"8.1 per cent is a good headline figure, but ... with only 96,000 new jobs created in a country the size of America, you can understand why the Republicans think this is an importabt figure and why they think it is one that Obama will not be able to defend very well," said our correspondent.
Economists polled by the Reuters news agency had expected payrolls to rise 125,000 last month, but some had pushed their forecasts higher on Thursday.
The economy has experienced three years of growth since the 2007-09 recession, but the expansion has been grudging and the jobless rate has held above eight per cent for more than three years - the longest stretch since the Great Depression.
Ben Bernanke, chairman of the Federal Reserve, last week said the labour market's stagnation was a "grave concern," a comment that raised expectations for a further easing of monetary policy when the central bank meets on Wednesday and Thursday.
Speaking to Al Jazeera, Chris Townsend, from the United Electrical Workers Union, said that the jobs figure that comes out as frequently as it does really does not reflect the real job situation.
"What we have in the US is a long-term steadily deteriorating job situation," he said.
"It's very distressing, because we continue to lose good jobs and at the same time we haven't found the political will to confront the corporate forces that deal with the quality of the jobs that we are creating."
|Attendees at the Democratic National Convention promoted Obama's credential on jobs [GALLO/GETTY]
Townsend said that while the Republican candidate, Romney touts a successful low wage, service economy company in his election campaiging, in which, jobs creation is high on the agenda, the Obama administration has shown little political will to tackle "job cutters, which are the large conglomerates, who continue to cut millions of the very best manufacturing and service jobs in the past few years ... and only some of them have been replaced by low wage service occupation."

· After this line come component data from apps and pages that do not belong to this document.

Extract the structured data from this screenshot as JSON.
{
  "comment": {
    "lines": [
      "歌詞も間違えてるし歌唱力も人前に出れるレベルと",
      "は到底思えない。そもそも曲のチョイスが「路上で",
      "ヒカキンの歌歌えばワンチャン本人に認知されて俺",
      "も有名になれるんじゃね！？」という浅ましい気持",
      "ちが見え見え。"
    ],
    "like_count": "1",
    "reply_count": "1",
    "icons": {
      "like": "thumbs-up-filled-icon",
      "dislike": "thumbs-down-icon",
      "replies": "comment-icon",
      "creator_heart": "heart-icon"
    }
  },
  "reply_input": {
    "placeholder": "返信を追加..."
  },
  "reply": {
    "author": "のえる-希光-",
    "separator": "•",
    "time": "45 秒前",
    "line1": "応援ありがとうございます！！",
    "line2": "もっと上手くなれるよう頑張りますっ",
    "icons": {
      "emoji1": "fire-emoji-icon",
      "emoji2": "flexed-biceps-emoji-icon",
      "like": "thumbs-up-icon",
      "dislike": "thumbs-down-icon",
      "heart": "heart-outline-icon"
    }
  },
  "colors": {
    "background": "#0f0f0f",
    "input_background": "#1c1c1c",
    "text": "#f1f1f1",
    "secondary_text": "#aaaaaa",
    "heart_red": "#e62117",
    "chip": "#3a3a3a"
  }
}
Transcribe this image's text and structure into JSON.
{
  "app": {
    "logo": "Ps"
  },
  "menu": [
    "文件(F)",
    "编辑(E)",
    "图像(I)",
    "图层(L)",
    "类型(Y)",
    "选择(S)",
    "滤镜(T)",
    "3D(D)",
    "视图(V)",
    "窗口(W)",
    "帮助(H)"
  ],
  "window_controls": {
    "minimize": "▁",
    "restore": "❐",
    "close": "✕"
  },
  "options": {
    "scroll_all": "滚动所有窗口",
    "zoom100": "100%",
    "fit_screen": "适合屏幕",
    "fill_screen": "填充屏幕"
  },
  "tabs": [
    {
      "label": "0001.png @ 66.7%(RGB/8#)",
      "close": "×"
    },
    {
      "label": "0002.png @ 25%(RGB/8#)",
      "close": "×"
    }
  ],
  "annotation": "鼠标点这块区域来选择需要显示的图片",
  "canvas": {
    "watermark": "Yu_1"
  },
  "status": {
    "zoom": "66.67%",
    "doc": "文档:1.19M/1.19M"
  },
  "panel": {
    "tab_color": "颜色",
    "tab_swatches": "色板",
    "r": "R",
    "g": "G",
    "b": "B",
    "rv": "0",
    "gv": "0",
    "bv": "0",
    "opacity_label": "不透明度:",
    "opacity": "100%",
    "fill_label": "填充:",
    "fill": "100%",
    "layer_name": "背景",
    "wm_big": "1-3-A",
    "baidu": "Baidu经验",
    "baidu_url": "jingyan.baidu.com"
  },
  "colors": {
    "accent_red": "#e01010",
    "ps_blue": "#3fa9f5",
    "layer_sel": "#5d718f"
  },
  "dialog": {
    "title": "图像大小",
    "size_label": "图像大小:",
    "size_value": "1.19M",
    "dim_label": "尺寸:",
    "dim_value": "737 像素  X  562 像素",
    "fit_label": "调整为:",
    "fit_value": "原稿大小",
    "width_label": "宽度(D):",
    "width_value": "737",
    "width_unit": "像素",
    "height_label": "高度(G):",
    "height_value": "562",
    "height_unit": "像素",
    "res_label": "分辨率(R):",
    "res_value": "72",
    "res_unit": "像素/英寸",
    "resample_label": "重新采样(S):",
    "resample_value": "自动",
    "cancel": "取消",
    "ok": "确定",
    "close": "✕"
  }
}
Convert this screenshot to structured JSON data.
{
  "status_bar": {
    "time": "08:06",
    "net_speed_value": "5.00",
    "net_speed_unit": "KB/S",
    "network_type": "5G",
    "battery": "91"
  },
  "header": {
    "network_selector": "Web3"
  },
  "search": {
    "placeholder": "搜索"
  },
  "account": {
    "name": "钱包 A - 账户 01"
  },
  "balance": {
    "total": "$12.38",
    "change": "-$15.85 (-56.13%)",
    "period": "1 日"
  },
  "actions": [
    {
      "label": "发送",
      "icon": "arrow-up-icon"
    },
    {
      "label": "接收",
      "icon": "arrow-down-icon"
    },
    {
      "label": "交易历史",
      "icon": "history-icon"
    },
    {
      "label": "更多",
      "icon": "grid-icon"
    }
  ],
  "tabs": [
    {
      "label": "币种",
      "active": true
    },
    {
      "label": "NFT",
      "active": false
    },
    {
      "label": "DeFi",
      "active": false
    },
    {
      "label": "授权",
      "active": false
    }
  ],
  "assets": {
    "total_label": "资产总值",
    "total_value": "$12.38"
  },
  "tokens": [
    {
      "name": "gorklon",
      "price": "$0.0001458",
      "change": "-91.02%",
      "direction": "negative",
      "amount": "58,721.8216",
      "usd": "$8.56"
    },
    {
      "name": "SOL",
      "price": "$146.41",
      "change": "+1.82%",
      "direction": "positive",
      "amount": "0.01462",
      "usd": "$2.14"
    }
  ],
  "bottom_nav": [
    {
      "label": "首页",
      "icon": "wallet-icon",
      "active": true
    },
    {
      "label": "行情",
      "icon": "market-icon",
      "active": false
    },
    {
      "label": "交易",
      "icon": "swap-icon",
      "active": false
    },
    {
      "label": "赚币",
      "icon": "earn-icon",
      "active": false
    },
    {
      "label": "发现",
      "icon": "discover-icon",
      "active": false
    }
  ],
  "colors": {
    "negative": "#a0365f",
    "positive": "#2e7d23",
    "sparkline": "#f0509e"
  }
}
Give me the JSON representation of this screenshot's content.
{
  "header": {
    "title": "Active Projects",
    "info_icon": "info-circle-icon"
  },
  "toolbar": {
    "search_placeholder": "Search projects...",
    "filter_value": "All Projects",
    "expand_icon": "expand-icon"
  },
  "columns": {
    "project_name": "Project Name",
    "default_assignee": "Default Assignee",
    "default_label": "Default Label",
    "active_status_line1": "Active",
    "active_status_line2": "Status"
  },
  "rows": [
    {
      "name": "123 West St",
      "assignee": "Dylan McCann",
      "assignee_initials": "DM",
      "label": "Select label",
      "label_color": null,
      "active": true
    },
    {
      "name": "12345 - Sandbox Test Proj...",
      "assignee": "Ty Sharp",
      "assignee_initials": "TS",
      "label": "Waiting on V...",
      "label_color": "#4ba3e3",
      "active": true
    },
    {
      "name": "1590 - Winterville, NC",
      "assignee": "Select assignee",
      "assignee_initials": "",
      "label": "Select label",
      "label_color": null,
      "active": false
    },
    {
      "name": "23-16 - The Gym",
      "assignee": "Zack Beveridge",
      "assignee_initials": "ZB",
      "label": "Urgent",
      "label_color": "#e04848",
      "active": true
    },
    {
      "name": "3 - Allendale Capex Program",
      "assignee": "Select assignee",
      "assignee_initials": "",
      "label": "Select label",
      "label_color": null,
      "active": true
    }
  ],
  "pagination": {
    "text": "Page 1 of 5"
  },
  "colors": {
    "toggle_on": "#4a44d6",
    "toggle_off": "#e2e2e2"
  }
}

He said that working people face a political moment where they are in dire need of a more serious and a more realistic "job creation strategy that should start with a more serious and a more realistic job creation strategy".
The central bank has held interest rates close to zero for nearly four years and pumped about $2.3 trillion into the economy through two bouts of bond buying.
The weak report makes it more likely that the Federal Reserve will launch a third round of bond purchases next week.
Since the beginning of the year, job growth has averaged 139,000 per month, compared with an average monthly gain of 153,000 in 2011.
Economists blame fears of the so-called US fiscal cliff - the $500bn or so in expiring tax cuts and government spending reductions set to take hold at the start of next year unless Congress acts - and Europe's long-running debt problems, for the slowdown in hiring.
Job creation last month was weak across the board, with manufacturing payrolls down 15,000, the first decline since September last year.
Factory jobs were inflated in July because car manufacturers kept plants running when they would normally shut them for retooling, economists said.
There was little improvement in construction employment, which added 1,000 jobs. Temporary hiring fell 4,900, declining for the first time since March.
Utilities payrolls saw a snap back, adding 8,800 after being depressed by the strike of about 9,000 workers in July.
Government payrolls declined 7,000, falling for a sixth straight month.
Average hourly earnings fell one cent last month, highlighting the underlying weakness in the labour market.